Will Brendan Dassey Get A New Trial? 'Making A Murder' Fans Want To Know

It's news that Making a Murderer fans have long waited to hear: Brendan Dassey's conviction was overturned, ABC affiliate 12 WISN reports. E! News added that according to court documents, Dassey should be "released from custody unless, within 90 days of this decision, the State initiates proceedings to retry him." But if Dassey is expected to be released from jail in 90 days, will Brendan Dassey get a new trial? Here's where things get tricky. Dassey will, in all likelihood, be released from jail and a walking, talking free man unless the state of Wisconsin finds reason to retry him.

According to the Journal Sentinel, the publication that first broke the news, the decision to let Dassey walk was handed down by federal Magistrate William Duffin in Milwaukee. Previously, Dassey had argued that his constitutional rights were "violated in the way that the case against him was investigated." If the court is going to reopen the trial against Dassey, then yes, a new case will be required. According to NBCChicago.com, Northwestern University Center on Wrongful Convictions of Youth's legal team (based in Chicago) took Dassey's case to federal court in Wisconsin in 2014. The hope at the time was that Dassey would be given a writ of Habeas corpus, which is "used to bring a party who has been criminally convicted in state court into federal court," according to Cornell University Law School. Most often, a writ of habeas corpus is used to review the legality of a person's arrest, detention, or imprisonment.

The Journal Sentinel noted that the 91-paged decision found that investigators "made false promises to Dassey during multiple interrogations." In the document, Duffin wrote,

These repeated false promises, when considered in conjunction with all relevant factors, most especially Dassey’s age, intellectual deficits, and the absence of a supportive adult, rendered Dassey’s confession involuntary under the Fifth and Fourteenth Amendments. The Wisconsin Court of Appeals’ decision to the contrary was an unreasonable application of clearly established federal law.

The Wisconsin Department of Justice declined to comment on the case at this time. Romper also reached out to Brendan Dassey's lawyers, but did not hear back at the time of publication.

So basically, what this all boils down to is: Will Dassey get a new trial? Will the State pass on retrying his case? And if that's the case, will Brendan Dassey finally — finally — be free? Stephen Govin, LLC, a Criminal Defense Attorney in Milwaukee who is not involved in Brendan Dassey's case, spoke to Romper and said that if the State wants to try Dassey's case again they'll have to do it without his statement.

If [the State] going to retry, they're going to have to do it without the statement. Duffin's decision could possibly be appealed by the Department of Justice, and if they do, it would go to the Seventh Circuit Court of Appeals. It seems like a fairly logical decision that Duffin used, so I'm not sure how far it will get them [in an appeal]. I think it was very thoughtful decision from Duffin, and I think many observers of the Dassey trial felt it was absurd that statement was allowed to be used in trial.

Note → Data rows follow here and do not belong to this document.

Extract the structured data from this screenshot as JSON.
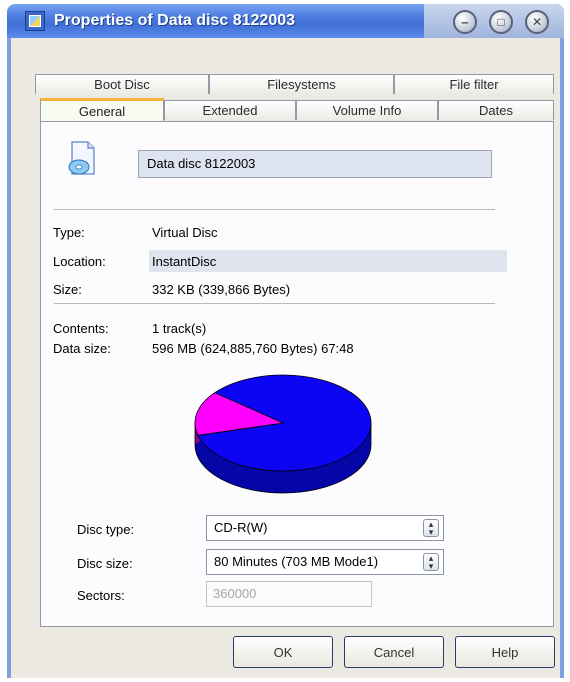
{
  "window": {
    "title": "Properties of Data disc 8122003",
    "controls": {
      "minimize": "‒",
      "maximize": "□",
      "close": "✕"
    }
  },
  "tabs": {
    "row1": [
      "Boot Disc",
      "Filesystems",
      "File filter"
    ],
    "row2": [
      "General",
      "Extended",
      "Volume Info",
      "Dates"
    ],
    "active": "General"
  },
  "general": {
    "disc_name": "Data disc 8122003",
    "info": [
      {
        "label": "Type:",
        "value": "Virtual Disc"
      },
      {
        "label": "Location:",
        "value": "InstantDisc"
      },
      {
        "label": "Size:",
        "value": "332 KB (339,866 Bytes)"
      }
    ],
    "contents_label": "Contents:",
    "contents_value": "1 track(s)",
    "data_size_label": "Data size:",
    "data_size_value": "596 MB (624,885,760 Bytes) 67:48",
    "usage_pie": {
      "used_fraction": 0.85,
      "used_color": "#0b05f3",
      "free_color": "#ff00ff"
    },
    "disc_type_label": "Disc type:",
    "disc_type_value": "CD-R(W)",
    "disc_size_label": "Disc size:",
    "disc_size_value": "80 Minutes (703 MB Mode1)",
    "sectors_label": "Sectors:",
    "sectors_value": "360000"
  },
  "buttons": {
    "ok": "OK",
    "cancel": "Cancel",
    "help": "Help"
  }
}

He added,

In this case, if they just went off of Duffin's decision, the District Attorney would have to make a decision [on whether or not to] retry without using Dassey's statement, and that would seem to be next to impossible to get a conviction without it. The whole case against Dassey was built around his statement.

But here's where things get dicey: Govin says that if the State decides not to retry Dassey now, it doesn't mean that they'll shy away from doing so in the future.

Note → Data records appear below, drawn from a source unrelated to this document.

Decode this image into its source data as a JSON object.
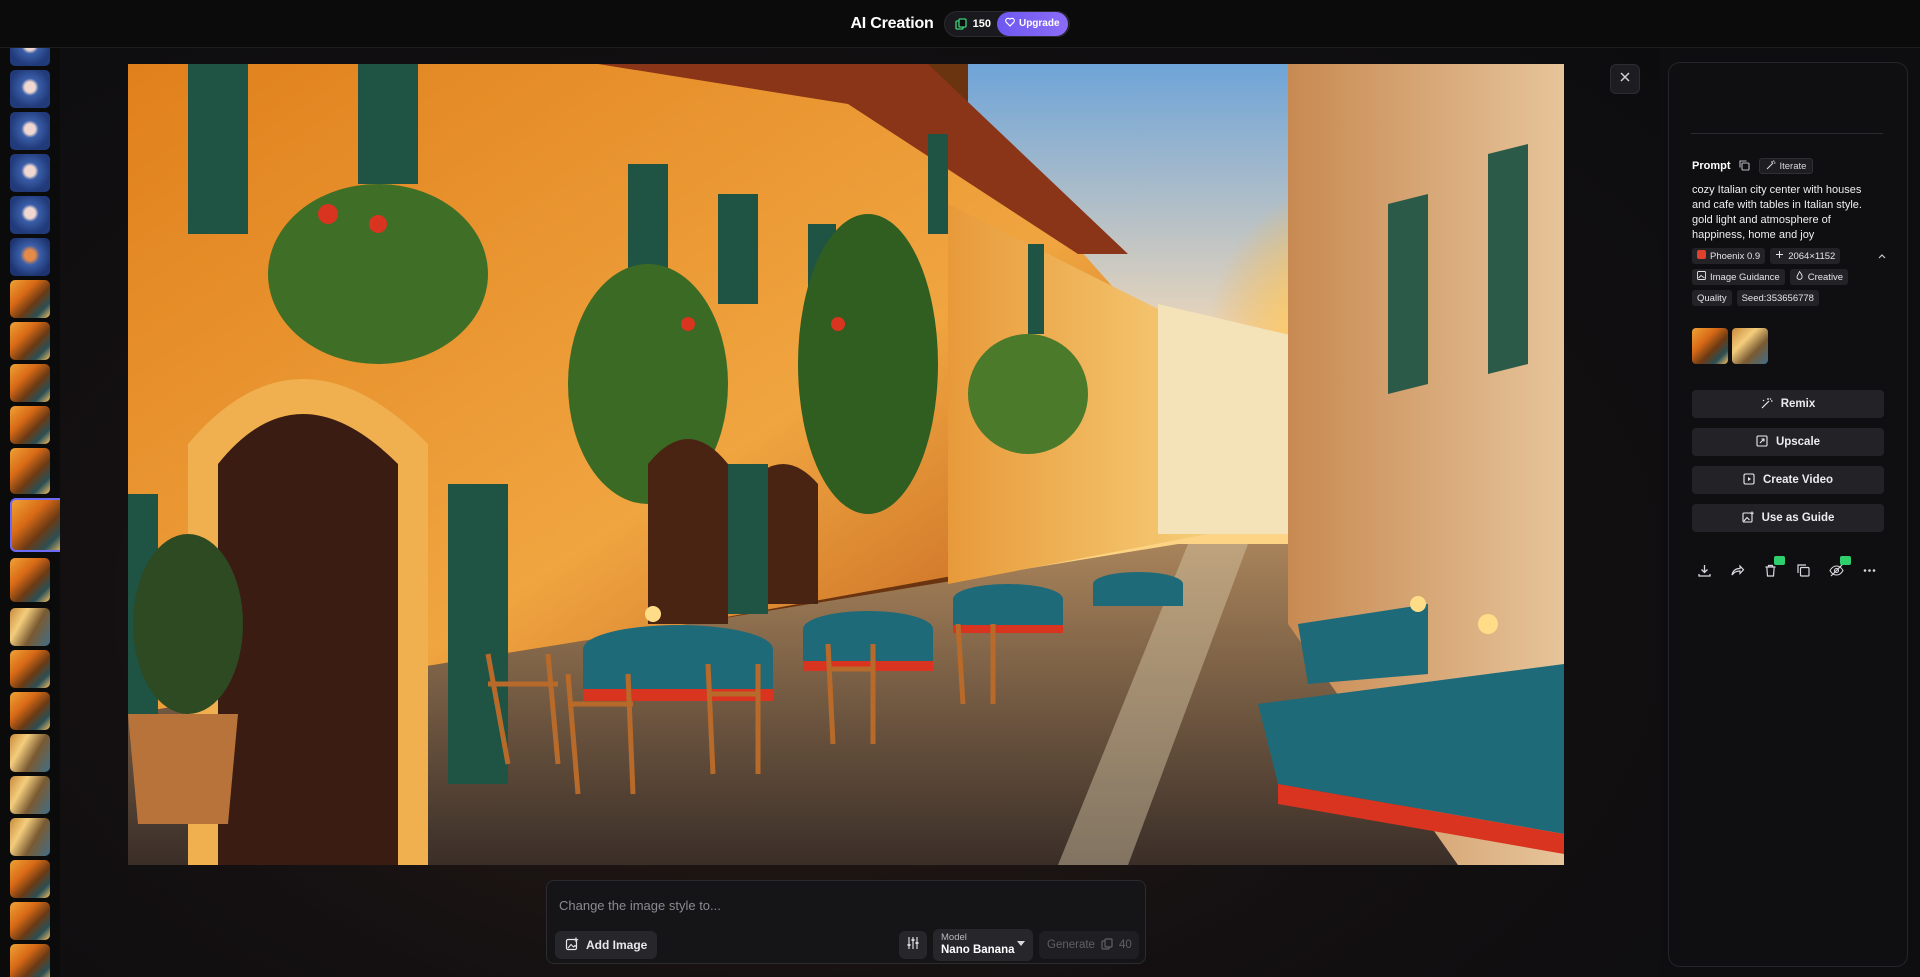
{
  "topbar": {
    "title": "AI Creation",
    "credits": "150",
    "upgrade_label": "Upgrade"
  },
  "composer": {
    "placeholder": "Change the image style to...",
    "add_image_label": "Add Image",
    "model_label": "Model",
    "model_value": "Nano Banana",
    "generate_label": "Generate",
    "generate_cost": "40"
  },
  "panel": {
    "prompt_label": "Prompt",
    "iterate_label": "Iterate",
    "prompt_text": "cozy Italian city center with houses and cafe with tables in Italian style. gold light and atmosphere of happiness, home and joy",
    "chips": {
      "model": "Phoenix 0.9",
      "size": "2064×1152",
      "guidance": "Image Guidance",
      "mode": "Creative",
      "quality": "Quality",
      "seed": "Seed:353656778"
    },
    "actions": {
      "remix": "Remix",
      "upscale": "Upscale",
      "create_video": "Create Video",
      "use_as_guide": "Use as Guide"
    }
  },
  "colors": {
    "accent": "#6d58f0",
    "badge": "#2fcf6d",
    "active_thumb": "#6d6af8"
  },
  "icons": [
    "token-icon",
    "heart-icon",
    "close-icon",
    "image-add-icon",
    "sliders-icon",
    "copy-icon",
    "iterate-icon",
    "download-icon",
    "share-icon",
    "trash-icon",
    "duplicate-icon",
    "hide-icon",
    "more-icon"
  ]
}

[The court] has to release him from jail, but let's say [the District Attorney] decides to retry him: he has to make an initial appearance and the judge would have to set bail, or they could decide no, we're not going to retry, we're going to release him. If they make that decision, they can still retry him in the future because there's no statute of limitations on First-Degree Intentional Homicide in the state of Wisconsin.

No matter what the State decides, if after 90 days there hasn't been a new case brought against him, Brendan Dassey will leave jail. What happens after that, apparently, is anyone's guess.